**Directions**
Please return all lines in the listing holding the word "flower".

**Exercise data**
**********

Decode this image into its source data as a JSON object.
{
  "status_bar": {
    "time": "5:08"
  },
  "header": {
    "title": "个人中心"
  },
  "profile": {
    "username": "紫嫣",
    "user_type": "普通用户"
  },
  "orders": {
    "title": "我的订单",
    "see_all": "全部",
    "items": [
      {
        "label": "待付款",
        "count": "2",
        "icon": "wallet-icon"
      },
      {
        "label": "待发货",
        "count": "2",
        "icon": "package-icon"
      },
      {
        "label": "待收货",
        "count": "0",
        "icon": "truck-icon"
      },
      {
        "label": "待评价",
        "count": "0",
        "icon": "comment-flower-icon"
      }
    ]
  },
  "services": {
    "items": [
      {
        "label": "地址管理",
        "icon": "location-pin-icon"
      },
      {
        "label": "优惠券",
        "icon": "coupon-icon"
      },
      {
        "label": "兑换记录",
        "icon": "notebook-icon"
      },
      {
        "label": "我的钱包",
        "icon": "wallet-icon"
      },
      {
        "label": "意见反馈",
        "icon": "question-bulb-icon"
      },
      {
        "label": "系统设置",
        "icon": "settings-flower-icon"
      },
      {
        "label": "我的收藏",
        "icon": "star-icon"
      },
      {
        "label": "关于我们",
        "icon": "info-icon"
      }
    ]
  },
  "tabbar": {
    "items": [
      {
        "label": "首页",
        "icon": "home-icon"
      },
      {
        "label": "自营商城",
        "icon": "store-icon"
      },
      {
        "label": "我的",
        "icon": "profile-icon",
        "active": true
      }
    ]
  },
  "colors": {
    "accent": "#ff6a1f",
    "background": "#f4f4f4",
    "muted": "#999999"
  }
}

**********

**Expected output**
        "icon": "comment-flower-icon"
        "icon": "settings-flower-icon"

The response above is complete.